* _Problem to work on_: Hunt for the word "Source" across the entries below, copying each line that holds it.

* _Dataset content_:
--*--

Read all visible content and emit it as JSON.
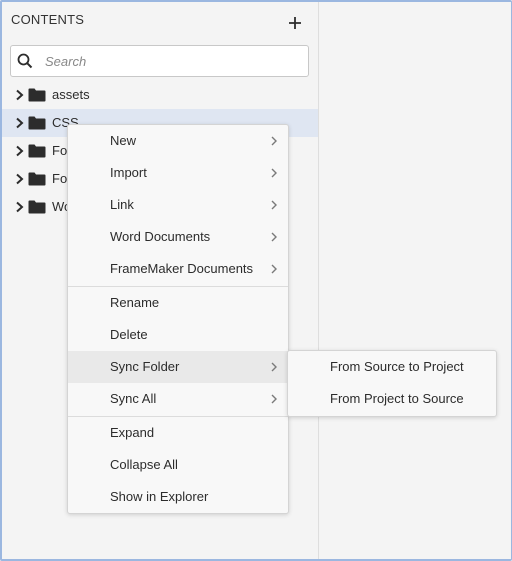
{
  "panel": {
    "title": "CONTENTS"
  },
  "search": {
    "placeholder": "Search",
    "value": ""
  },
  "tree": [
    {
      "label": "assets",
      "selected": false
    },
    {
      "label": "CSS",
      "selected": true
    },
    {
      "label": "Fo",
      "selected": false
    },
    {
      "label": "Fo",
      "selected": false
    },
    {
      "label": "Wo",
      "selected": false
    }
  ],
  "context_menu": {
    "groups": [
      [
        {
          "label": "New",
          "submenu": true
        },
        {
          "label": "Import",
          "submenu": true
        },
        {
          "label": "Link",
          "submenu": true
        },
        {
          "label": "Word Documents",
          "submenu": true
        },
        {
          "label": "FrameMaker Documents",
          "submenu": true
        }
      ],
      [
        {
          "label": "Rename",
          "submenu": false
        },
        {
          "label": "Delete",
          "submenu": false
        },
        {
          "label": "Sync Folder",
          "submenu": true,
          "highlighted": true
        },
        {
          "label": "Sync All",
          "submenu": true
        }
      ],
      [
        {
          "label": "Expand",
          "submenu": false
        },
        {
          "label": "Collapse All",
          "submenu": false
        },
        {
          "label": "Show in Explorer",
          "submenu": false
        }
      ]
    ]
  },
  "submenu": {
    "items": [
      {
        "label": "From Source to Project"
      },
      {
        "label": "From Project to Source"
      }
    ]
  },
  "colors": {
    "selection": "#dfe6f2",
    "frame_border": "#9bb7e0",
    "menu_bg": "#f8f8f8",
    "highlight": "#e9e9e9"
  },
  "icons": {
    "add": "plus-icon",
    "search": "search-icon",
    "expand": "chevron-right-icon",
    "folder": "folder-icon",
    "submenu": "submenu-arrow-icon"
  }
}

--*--

* _Answer space_:
        "label": "From Source to Project"
        "label": "From Project to Source"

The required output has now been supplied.